Can’t believe it was over six years ago, because drinking this it seems like yesterday. A gorgeous colour, more amber than the chestnut of the palo cortado, and what a nose – sea air of iodine and salt and freshness – almost pine needles. Then on the palate it is acid fine, stingingly saline and with flavours of bitter, burnt nuts and unbaked dough – those tight knots of unbaked dough you find in underbaked buns. Slightly astringent on the finish – tobacco that dries the mouth even as the salinity waters it. That astringency is the only bum note for me but it certainly adds to the complexity.

It is a true thoroughbred too. As the Equipo Navazos ficha explains, from the third criadera marked “M. Pda” (“Manzanilla Pasada”) in the bodega of Rainera P. Marin, legendary source of La Guita.

I still have some bottles of the 34 (reimported from the UK, amusingly enough) but this was my last 37 and I am sorry to see it go (because now it is open, go it will). What an outstanding wine. More, please!

Maruja manzanilla pasada (at the bar of Media Ración)

This is a wine that I just like more and more. As a style manzanilla pasada ticks a lot of boxes – that combination of biological sharpness, rich, buttery body and rounded, roast-pepper savoury-sweet flavours. But this is a particularly fine example, with a sizzling sharpness, spicey finish and broad palette beautiful stewey rich flavours – everything from the sweet carrot to the potent bitterness of the bay leaf.

It would be the perfect wine for many dishes, but with the superb bacalao ajoarriero at Media Ración – probably the perfect combination of green and red peppers, tomato, onion and garlic – it is an absolute dream.
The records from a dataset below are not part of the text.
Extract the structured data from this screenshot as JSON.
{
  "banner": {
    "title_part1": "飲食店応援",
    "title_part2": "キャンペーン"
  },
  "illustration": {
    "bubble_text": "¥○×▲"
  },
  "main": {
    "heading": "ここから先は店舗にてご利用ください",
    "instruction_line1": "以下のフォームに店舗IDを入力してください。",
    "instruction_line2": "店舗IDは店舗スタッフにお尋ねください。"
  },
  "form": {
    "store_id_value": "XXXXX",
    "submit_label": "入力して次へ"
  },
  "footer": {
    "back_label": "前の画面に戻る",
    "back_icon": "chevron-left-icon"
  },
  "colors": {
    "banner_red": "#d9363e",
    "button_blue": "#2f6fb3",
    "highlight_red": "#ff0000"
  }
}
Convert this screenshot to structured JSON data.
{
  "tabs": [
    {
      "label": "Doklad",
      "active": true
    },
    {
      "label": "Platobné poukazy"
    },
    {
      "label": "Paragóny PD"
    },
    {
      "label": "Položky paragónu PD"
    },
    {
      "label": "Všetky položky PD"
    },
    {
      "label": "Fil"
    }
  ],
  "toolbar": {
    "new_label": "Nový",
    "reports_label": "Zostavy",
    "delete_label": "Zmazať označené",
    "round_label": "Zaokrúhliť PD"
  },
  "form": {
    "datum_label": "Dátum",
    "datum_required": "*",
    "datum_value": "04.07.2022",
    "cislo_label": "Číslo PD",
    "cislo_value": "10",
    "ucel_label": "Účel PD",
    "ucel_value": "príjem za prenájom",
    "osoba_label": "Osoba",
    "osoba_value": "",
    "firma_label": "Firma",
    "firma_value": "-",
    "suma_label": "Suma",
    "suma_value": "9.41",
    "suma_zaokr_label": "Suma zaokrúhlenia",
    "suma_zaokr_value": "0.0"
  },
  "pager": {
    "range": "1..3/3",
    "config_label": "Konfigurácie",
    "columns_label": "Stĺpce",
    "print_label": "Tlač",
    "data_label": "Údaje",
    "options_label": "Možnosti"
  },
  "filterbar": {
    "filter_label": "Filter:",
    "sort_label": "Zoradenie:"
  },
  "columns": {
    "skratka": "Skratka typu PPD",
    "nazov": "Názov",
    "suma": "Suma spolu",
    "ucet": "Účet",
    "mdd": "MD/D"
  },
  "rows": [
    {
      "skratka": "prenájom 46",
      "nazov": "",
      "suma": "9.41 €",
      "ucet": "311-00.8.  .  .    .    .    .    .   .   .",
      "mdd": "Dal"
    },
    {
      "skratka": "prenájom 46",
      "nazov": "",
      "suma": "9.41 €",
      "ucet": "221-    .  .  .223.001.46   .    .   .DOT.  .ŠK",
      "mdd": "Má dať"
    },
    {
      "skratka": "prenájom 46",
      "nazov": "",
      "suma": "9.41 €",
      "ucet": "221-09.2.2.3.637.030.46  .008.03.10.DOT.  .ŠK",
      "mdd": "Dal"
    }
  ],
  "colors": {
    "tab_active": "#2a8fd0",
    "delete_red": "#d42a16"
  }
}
Superb stuff.

 

Fino Caberrubia

Any of my regular 20 or so readers will know that I am quite partial to a drop of La Barajuela Fino, so it shouldn’t be a great surprise to hear that the little that I have of this is not going to last long.

Many of the things that make the Barajuela Fino one of the great wines of the world are here: the terroir and old vines (el corregidor, in Carrascal de Jerez), the winemaker (Willy Perez) and the very philosophy of making wine.

The difference are those two letters: NV. Non vintage. And I love it. There is no more eloquent, elegant way of making your argument in favour of vintages than this. The only question is: why aren’t the 99,9% of bottles coming out of Jerez that aren’t vintage properly labelled?

This wine is from the last couple of harvests – the 2015 fino that never appeared and the 2016 – and is so close to the Barajuela Fino itself that it is a joy to sup on. That combination of blossom, white fruit and savoury, that wine-like elegance.

The NV of the world indeed. Absolutely cracking.

Encrucijado 2015

This is fantastic. A year in the bottle has really brought it on – cleaner lines and a sharper profile.

A rich buttery gold in colour on the nose you have dried apricots and just a hint of almonds, then on the palate it has a sharp, acidic start, and buzzy acidity all the way through, with a lovely middle palate of almonds and apricots and a fresh, mouth watering finish.

Lovely stuff and a little bit different than your standard palomino fino. Which is as it should be – this is perruno, uva rey and just a small dollop of palomino – a blend of varieties from the days of yore that make this the only true palo cortado.

You often hear that a wine from Jerez is “history in a bottle” but it generally only means it has been in the bottle – or the barrel – a long time. This really is history.